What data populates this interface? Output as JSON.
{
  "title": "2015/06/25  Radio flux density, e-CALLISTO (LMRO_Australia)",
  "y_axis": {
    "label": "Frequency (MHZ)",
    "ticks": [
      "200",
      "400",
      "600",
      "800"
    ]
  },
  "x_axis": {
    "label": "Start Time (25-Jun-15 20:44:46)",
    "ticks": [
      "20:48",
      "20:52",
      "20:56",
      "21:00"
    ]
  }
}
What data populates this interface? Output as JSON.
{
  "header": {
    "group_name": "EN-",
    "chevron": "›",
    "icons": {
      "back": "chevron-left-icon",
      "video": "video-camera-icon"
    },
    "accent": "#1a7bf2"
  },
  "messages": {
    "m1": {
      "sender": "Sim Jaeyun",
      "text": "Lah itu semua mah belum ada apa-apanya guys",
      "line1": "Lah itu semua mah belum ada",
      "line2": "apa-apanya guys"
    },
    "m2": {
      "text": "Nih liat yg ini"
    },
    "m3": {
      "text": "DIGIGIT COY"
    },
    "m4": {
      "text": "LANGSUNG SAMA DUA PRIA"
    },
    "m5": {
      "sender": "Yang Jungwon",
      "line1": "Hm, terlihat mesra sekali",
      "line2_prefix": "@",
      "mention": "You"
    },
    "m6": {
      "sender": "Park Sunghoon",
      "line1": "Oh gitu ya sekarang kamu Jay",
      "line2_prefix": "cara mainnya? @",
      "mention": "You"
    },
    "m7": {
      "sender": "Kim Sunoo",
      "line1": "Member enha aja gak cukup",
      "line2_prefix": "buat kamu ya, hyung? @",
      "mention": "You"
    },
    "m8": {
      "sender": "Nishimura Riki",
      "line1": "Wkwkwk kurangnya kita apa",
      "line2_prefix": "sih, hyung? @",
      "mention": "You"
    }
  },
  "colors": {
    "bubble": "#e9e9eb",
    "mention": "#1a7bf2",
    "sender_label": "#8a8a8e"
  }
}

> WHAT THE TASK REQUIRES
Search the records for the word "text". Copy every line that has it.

> RESPONSE AREA
      "text": "Lah itu semua mah belum ada apa-apanya guys",
      "text": "Nih liat yg ini"
      "text": "DIGIGIT COY"
      "text": "LANGSUNG SAMA DUA PRIA"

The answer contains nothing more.